# Work instruction:
Copy out each line below in which the string "JSON" appears.

# Material provided:
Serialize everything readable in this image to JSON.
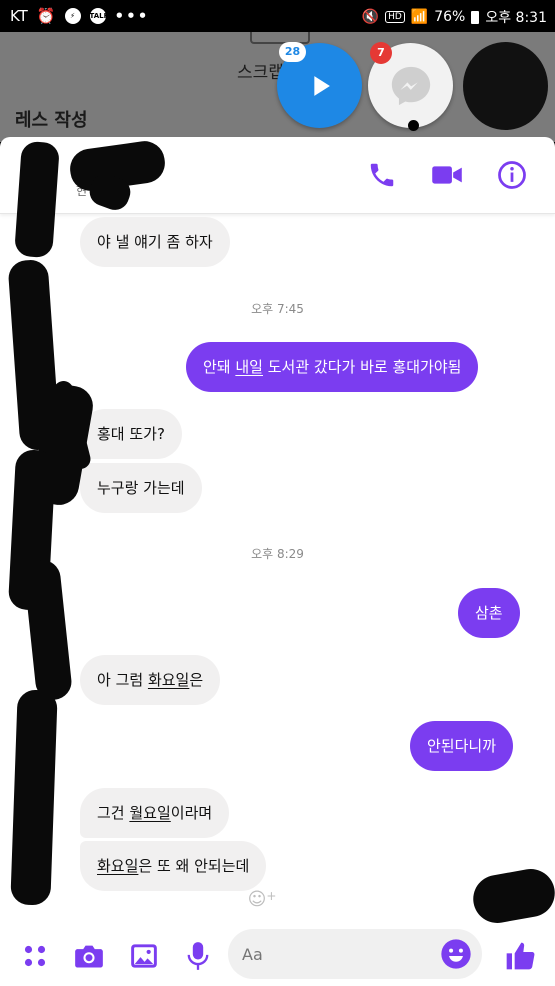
{
  "status_bar": {
    "carrier": "KT",
    "battery": "76%",
    "time": "오후 8:31",
    "talk_icon_label": "TALK",
    "hd_label": "HD",
    "more": "•••"
  },
  "background_app": {
    "scrap_label": "스크랩",
    "title": "레스 작성"
  },
  "chat_heads": {
    "video_badge": "28",
    "messenger_badge": "7"
  },
  "header": {
    "status_partial": "현",
    "icons": [
      "phone-icon",
      "video-call-icon",
      "info-icon"
    ]
  },
  "accent_color": "#7b3df0",
  "messages": [
    {
      "side": "in",
      "text": "야 낼 얘기 좀 하자"
    },
    {
      "type": "timestamp",
      "text": "오후 7:45"
    },
    {
      "side": "out",
      "text_before": "안돼 ",
      "underlined": "내일",
      "text_after": " 도서관 갔다가 바로 홍대가야됨"
    },
    {
      "side": "in",
      "text": "홍대 또가?"
    },
    {
      "side": "in",
      "text": "누구랑 가는데"
    },
    {
      "type": "timestamp",
      "text": "오후 8:29"
    },
    {
      "side": "out",
      "text": "삼촌"
    },
    {
      "side": "in",
      "text_before": "아 그럼 ",
      "underlined": "화요일",
      "text_after": "은"
    },
    {
      "side": "out",
      "text": "안된다니까"
    },
    {
      "side": "in",
      "text_before": "그건 ",
      "underlined": "월요일",
      "text_after": "이라며"
    },
    {
      "side": "in",
      "text_before": "",
      "underlined": "화요일",
      "text_after": "은 또 왜 안되는데"
    }
  ],
  "composer": {
    "placeholder": "Aa",
    "icons": [
      "apps-icon",
      "camera-icon",
      "gallery-icon",
      "mic-icon",
      "emoji-icon",
      "thumbs-up-icon"
    ]
  }
}
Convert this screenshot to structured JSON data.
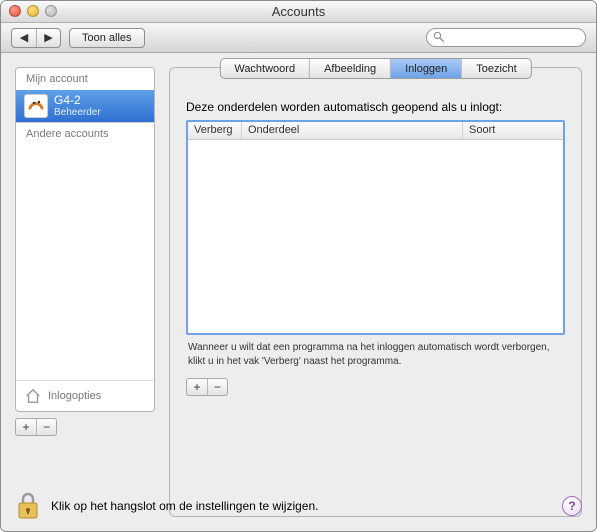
{
  "window": {
    "title": "Accounts"
  },
  "toolbar": {
    "show_all": "Toon alles",
    "search_placeholder": ""
  },
  "sidebar": {
    "groups": {
      "mine": "Mijn account",
      "others": "Andere accounts"
    },
    "account": {
      "name": "G4-2",
      "role": "Beheerder"
    },
    "login_options": "Inlogopties"
  },
  "pane": {
    "tabs": {
      "password": "Wachtwoord",
      "picture": "Afbeelding",
      "login": "Inloggen",
      "parental": "Toezicht"
    },
    "intro": "Deze onderdelen worden automatisch geopend als u inlogt:",
    "columns": {
      "hide": "Verberg",
      "item": "Onderdeel",
      "kind": "Soort"
    },
    "hint": "Wanneer u wilt dat een programma na het inloggen automatisch wordt verborgen, klikt u in het vak 'Verberg' naast het programma."
  },
  "footer": {
    "lock_msg": "Klik op het hangslot om de instellingen te wijzigen.",
    "help": "?"
  },
  "glyphs": {
    "plus": "+",
    "minus": "−",
    "back": "◀",
    "fwd": "▶",
    "search": "🔍"
  }
}
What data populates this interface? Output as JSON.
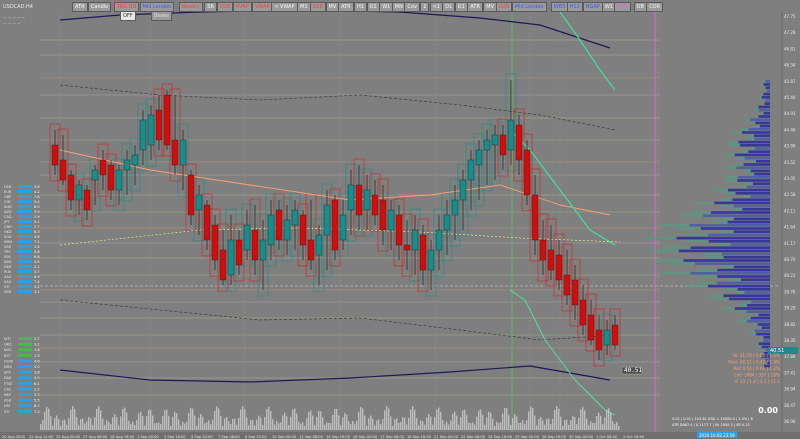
{
  "window": {
    "symbol_label": "USDCAD,H4",
    "row1_labels": [
      "—",
      "—",
      "—",
      "—",
      "—"
    ],
    "row2_labels": [
      "—",
      "—",
      "—",
      "—"
    ]
  },
  "toolbar": {
    "buttons": [
      {
        "label": "ATR",
        "color": "#f6f6f6"
      },
      {
        "label": "Candle",
        "color": "#f6f6f6"
      },
      {
        "label": "TRG DN",
        "color": "#ff3a3a"
      },
      {
        "label": "Mid London",
        "color": "#3a5aff"
      },
      {
        "label": "Weekly",
        "color": "#ff3a3a"
      },
      {
        "label": "SR",
        "color": "#f6f6f6"
      },
      {
        "label": "Q28",
        "color": "#ff3a3a"
      },
      {
        "label": "AVRP",
        "color": "#ff3a3a"
      },
      {
        "label": "VWAP",
        "color": "#ff3a3a"
      },
      {
        "label": "< VWAP",
        "color": "#f6f6f6"
      },
      {
        "label": "M1",
        "color": "#f6f6f6"
      },
      {
        "label": "Q28",
        "color": "#ff3a3a"
      },
      {
        "label": "MV",
        "color": "#f6f6f6"
      },
      {
        "label": "ATR",
        "color": "#f6f6f6"
      },
      {
        "label": "H1",
        "color": "#f6f6f6"
      },
      {
        "label": "D1",
        "color": "#f6f6f6"
      },
      {
        "label": "W1",
        "color": "#f6f6f6"
      },
      {
        "label": "MN",
        "color": "#f6f6f6"
      },
      {
        "label": "Cov",
        "color": "#f6f6f6"
      },
      {
        "label": "1",
        "color": "#f6f6f6"
      },
      {
        "label": "<1",
        "color": "#f6f6f6"
      },
      {
        "label": "D1",
        "color": "#f6f6f6"
      },
      {
        "label": "D1",
        "color": "#f6f6f6"
      },
      {
        "label": "ATR",
        "color": "#f6f6f6"
      },
      {
        "label": "MV",
        "color": "#f6f6f6"
      },
      {
        "label": "Q28",
        "color": "#ff3a3a"
      },
      {
        "label": "Mid London",
        "color": "#3a5aff"
      },
      {
        "label": "WB3",
        "color": "#3a5aff"
      },
      {
        "label": "H12",
        "color": "#3a5aff"
      },
      {
        "label": "NGAP",
        "color": "#3a5aff"
      },
      {
        "label": "W1",
        "color": "#f6f6f6"
      },
      {
        "label": "S Pa",
        "color": "#ff5aff"
      },
      {
        "label": "DB",
        "color": "#f6f6f6"
      },
      {
        "label": "COR",
        "color": "#f6f6f6"
      }
    ],
    "off_label": "OFF",
    "boxes_label": "Boxes"
  },
  "time_axis": [
    "20 Aug 2020",
    "22 Aug 12:00",
    "25 Aug 00:00",
    "27 Aug 08:00",
    "28 Aug 16:00",
    "1 Sep 00:00",
    "3 Sep 16:00",
    "4 Sep 20:00",
    "7 Sep 08:00",
    "8 Sep 12:00",
    "10 Sep 00:00",
    "11 Sep 08:00",
    "14 Sep 16:00",
    "16 Sep 00:00",
    "17 Sep 08:00",
    "18 Sep 16:00",
    "21 Sep 00:00",
    "22 Sep 08:00",
    "24 Sep 16:00",
    "25 Sep 00:00",
    "28 Sep 16:00",
    "30 Sep 00:00",
    "1 Oct 08:00",
    "2 Oct 16:00"
  ],
  "price_axis": [
    "47.75",
    "47.28",
    "46.81",
    "46.34",
    "45.87",
    "45.40",
    "44.93",
    "44.46",
    "43.99",
    "43.52",
    "43.05",
    "42.58",
    "42.11",
    "41.64",
    "41.17",
    "40.70",
    "40.23",
    "39.76",
    "39.29",
    "38.82",
    "38.35",
    "37.88",
    "37.41",
    "36.94",
    "36.47",
    "36.00"
  ],
  "current_price": "40.51",
  "pivot_label": "40.51",
  "currency_strength": {
    "rows": [
      {
        "name": "USD",
        "value": "3.6"
      },
      {
        "name": "EUR",
        "value": "4.2"
      },
      {
        "name": "GBP",
        "value": "7.8"
      },
      {
        "name": "CHF",
        "value": "5.4"
      },
      {
        "name": "AUD",
        "value": "6.0"
      },
      {
        "name": "NZD",
        "value": "3.9"
      },
      {
        "name": "CAD",
        "value": "2.9"
      },
      {
        "name": "JPY",
        "value": "5.1"
      },
      {
        "name": "CNH",
        "value": "2.7"
      },
      {
        "name": "HKD",
        "value": "6.3"
      },
      {
        "name": "SGD",
        "value": "4.8"
      },
      {
        "name": "MXN",
        "value": "7.1"
      },
      {
        "name": "ZAR",
        "value": "3.4"
      },
      {
        "name": "TRY",
        "value": "5.8"
      },
      {
        "name": "SEK",
        "value": "6.6"
      },
      {
        "name": "NOK",
        "value": "4.5"
      },
      {
        "name": "DKK",
        "value": "2.2"
      },
      {
        "name": "PLN",
        "value": "3.7"
      },
      {
        "name": "XAU",
        "value": "6.9"
      },
      {
        "name": "XAG",
        "value": "7.4"
      },
      {
        "name": "XTI",
        "value": "5.2"
      },
      {
        "name": "XBR",
        "value": "3.1"
      }
    ],
    "lower_rows": [
      {
        "name": "WTI",
        "value": "2.7"
      },
      {
        "name": "UKO",
        "value": "3.2"
      },
      {
        "name": "NGC",
        "value": "1.8"
      },
      {
        "name": "BTC",
        "value": "1.3"
      },
      {
        "name": "DOW",
        "value": "4.6"
      },
      {
        "name": "NDX",
        "value": "5.0"
      },
      {
        "name": "SPX",
        "value": "3.8"
      },
      {
        "name": "DAX",
        "value": "4.9"
      },
      {
        "name": "FTSE",
        "value": "6.1"
      },
      {
        "name": "CAC",
        "value": "2.5"
      },
      {
        "name": "NKY",
        "value": "3.3"
      },
      {
        "name": "ASX",
        "value": "5.5"
      },
      {
        "name": "HSI",
        "value": "6.7"
      },
      {
        "name": "STI",
        "value": "7.2"
      }
    ]
  },
  "info_panel": {
    "lines": [
      "Hi: 41.72 | 0.61 | 1.5%",
      "Prev: 40.51 | 0.42 | 1.0%",
      "Rel: 0.50 | 0.61 | 1.2%",
      "Cnt: 1984 | 357 | 15%",
      "V: 13 | 1.4 | 1.1 | 11.1"
    ],
    "big_value": "0.00",
    "bottom_lines": [
      "0.01  |  0.01  |  103.40 USD = 10500.0  |  1.0%  |  6",
      "ATR D867.4  |  $ 1177.7  |  Sh 2550.3  |  SR 0.15"
    ],
    "timestamp": "2020.10.02 23:59"
  },
  "colors": {
    "background": "#7f7f7f",
    "bull": "#1e8a8a",
    "bear": "#cc1010",
    "volume_profile": "#2a2a9a",
    "magenta_line": "#ff55ff"
  }
}
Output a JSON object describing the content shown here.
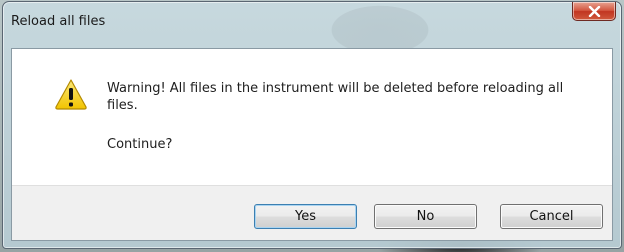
{
  "window": {
    "title": "Reload all files",
    "close_icon": "close-icon"
  },
  "message": {
    "icon": "warning-icon",
    "text": "Warning! All files in the instrument will be deleted before reloading all files.",
    "question": "Continue?"
  },
  "buttons": {
    "yes_label": "Yes",
    "no_label": "No",
    "cancel_label": "Cancel"
  },
  "colors": {
    "close_button": "#c9442d",
    "warning_fill": "#f7d117",
    "default_button_border": "#3c7fb1"
  }
}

# Final answer:
Serialize everything readable in this image to JSON.
Convert this screenshot to structured JSON data.
What data populates this interface? Output as JSON.
Output a JSON object describing the content shown here.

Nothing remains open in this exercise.